**** AVAILABLE RECORDS ****
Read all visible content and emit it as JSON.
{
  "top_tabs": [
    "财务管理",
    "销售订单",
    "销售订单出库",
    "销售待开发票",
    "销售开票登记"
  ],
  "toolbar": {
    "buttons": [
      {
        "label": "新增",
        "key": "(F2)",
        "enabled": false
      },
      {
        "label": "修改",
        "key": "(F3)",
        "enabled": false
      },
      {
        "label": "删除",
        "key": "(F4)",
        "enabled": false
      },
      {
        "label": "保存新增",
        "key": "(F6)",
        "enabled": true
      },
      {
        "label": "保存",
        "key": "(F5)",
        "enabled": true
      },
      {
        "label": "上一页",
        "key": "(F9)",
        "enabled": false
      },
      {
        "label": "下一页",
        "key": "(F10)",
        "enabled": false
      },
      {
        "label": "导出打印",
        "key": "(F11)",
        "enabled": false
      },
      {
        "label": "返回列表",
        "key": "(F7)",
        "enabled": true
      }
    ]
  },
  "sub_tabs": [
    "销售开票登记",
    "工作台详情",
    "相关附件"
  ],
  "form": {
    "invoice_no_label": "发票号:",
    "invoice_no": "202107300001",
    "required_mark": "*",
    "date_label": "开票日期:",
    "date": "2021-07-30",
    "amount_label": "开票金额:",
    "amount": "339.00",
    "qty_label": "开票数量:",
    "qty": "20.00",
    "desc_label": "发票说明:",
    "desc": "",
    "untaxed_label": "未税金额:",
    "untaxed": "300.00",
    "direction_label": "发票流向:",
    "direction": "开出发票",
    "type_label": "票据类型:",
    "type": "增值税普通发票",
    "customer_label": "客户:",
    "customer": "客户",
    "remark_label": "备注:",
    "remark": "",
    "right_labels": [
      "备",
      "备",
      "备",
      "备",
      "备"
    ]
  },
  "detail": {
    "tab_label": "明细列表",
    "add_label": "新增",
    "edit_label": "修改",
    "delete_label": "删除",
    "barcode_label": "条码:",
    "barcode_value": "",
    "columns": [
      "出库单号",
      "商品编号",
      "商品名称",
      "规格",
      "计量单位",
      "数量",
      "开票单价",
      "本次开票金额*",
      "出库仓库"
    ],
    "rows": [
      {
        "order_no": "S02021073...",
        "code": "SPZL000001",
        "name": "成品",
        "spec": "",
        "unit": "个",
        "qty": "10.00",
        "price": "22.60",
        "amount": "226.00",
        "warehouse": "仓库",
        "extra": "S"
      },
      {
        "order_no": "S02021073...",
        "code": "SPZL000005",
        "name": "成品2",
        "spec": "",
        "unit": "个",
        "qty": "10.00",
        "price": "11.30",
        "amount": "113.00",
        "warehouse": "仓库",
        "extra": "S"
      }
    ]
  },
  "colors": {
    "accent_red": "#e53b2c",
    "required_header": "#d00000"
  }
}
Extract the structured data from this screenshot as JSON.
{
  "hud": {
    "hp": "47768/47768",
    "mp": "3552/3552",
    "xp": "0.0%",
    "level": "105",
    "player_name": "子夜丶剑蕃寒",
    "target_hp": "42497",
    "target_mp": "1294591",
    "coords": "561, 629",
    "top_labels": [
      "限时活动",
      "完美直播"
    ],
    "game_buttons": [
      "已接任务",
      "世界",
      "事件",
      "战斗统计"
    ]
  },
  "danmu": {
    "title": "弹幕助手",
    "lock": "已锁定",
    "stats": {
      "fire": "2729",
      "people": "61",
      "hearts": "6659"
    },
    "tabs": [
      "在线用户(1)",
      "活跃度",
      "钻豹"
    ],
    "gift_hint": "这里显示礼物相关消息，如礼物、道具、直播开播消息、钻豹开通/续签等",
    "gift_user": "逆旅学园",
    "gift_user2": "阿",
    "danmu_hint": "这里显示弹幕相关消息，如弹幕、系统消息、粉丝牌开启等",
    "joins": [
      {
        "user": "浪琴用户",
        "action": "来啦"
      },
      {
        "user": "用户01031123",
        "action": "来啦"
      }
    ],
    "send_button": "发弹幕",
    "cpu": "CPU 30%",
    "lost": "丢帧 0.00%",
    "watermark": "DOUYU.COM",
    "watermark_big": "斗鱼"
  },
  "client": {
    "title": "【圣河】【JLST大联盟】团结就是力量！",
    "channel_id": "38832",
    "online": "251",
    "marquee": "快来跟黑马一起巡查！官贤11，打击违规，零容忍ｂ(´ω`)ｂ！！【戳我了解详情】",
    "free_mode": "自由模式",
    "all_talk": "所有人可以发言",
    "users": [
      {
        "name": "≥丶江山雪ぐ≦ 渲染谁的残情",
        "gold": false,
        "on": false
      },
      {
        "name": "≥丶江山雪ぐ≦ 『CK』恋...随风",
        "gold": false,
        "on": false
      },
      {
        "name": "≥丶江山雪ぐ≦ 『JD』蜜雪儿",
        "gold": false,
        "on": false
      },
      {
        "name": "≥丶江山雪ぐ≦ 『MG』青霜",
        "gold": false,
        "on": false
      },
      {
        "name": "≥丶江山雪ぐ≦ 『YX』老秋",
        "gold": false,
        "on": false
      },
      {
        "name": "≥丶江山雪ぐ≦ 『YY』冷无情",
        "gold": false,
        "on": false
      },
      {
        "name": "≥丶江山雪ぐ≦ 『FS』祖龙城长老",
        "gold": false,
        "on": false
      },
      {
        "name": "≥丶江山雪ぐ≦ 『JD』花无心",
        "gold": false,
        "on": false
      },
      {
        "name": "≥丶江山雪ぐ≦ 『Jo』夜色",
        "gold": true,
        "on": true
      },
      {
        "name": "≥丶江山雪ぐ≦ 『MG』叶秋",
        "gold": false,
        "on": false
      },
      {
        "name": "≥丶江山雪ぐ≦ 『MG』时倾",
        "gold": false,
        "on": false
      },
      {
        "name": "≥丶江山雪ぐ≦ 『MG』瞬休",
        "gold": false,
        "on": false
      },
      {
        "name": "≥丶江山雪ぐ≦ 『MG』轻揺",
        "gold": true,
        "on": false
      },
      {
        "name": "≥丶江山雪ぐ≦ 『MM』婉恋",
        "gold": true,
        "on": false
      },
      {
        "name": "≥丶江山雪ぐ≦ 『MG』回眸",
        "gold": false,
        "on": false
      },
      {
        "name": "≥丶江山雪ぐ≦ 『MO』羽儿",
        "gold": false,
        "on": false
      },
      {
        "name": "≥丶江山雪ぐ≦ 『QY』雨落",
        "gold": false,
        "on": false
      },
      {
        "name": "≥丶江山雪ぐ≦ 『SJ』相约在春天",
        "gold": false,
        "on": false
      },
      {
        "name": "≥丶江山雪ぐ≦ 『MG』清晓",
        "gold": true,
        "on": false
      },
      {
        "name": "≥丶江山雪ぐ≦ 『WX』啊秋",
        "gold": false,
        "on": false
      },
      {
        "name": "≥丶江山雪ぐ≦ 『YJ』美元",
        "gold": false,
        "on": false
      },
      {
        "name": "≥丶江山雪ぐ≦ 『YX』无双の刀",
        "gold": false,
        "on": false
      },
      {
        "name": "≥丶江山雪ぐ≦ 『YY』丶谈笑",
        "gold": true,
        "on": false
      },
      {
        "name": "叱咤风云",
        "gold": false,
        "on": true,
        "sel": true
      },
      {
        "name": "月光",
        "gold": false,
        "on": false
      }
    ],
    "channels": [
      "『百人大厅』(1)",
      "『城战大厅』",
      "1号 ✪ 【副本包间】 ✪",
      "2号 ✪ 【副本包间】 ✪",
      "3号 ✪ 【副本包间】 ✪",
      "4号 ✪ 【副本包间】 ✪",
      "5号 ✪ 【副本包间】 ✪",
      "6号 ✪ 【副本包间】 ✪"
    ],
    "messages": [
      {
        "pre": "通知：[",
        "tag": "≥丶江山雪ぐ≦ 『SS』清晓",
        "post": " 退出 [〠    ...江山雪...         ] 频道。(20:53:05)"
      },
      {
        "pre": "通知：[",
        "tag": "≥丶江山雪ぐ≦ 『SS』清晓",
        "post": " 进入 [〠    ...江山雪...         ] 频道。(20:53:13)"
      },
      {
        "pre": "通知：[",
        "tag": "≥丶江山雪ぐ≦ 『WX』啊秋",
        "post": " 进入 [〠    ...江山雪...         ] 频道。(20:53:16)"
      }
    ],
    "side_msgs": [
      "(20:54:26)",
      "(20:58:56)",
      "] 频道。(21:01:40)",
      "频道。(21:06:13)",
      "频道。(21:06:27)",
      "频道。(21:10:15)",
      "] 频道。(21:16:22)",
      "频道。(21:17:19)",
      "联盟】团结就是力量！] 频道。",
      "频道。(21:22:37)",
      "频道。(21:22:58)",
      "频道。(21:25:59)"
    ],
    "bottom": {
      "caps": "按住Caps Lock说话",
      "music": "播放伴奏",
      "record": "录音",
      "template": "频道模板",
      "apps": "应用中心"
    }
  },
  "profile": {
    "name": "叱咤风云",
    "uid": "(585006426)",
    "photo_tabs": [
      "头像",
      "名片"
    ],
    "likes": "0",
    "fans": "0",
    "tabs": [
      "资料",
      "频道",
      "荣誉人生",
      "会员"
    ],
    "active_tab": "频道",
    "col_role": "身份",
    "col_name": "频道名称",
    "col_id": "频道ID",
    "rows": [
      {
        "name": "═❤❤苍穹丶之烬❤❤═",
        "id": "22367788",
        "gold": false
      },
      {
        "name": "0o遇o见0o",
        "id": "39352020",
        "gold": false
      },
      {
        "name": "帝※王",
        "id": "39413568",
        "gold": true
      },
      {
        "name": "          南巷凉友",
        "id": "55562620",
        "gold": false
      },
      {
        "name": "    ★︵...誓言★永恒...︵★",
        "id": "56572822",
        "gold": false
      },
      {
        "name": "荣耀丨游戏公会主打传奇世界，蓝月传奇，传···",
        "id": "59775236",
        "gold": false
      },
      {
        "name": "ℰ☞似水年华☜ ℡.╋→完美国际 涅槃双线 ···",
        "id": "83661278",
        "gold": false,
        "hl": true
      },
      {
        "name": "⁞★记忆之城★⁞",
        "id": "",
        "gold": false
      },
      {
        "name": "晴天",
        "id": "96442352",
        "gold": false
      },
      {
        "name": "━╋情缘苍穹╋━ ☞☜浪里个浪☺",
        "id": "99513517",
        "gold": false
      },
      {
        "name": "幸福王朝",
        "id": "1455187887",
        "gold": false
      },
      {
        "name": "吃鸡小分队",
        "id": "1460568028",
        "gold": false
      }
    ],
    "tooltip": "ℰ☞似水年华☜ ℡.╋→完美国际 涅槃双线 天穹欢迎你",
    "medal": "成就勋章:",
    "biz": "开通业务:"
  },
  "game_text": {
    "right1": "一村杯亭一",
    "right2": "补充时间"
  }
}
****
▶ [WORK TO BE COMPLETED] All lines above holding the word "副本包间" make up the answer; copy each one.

▶ [EXERCISE SOLUTION]
      "1号 ✪ 【副本包间】 ✪",
      "2号 ✪ 【副本包间】 ✪",
      "3号 ✪ 【副本包间】 ✪",
      "4号 ✪ 【副本包间】 ✪",
      "5号 ✪ 【副本包间】 ✪",
      "6号 ✪ 【副本包间】 ✪"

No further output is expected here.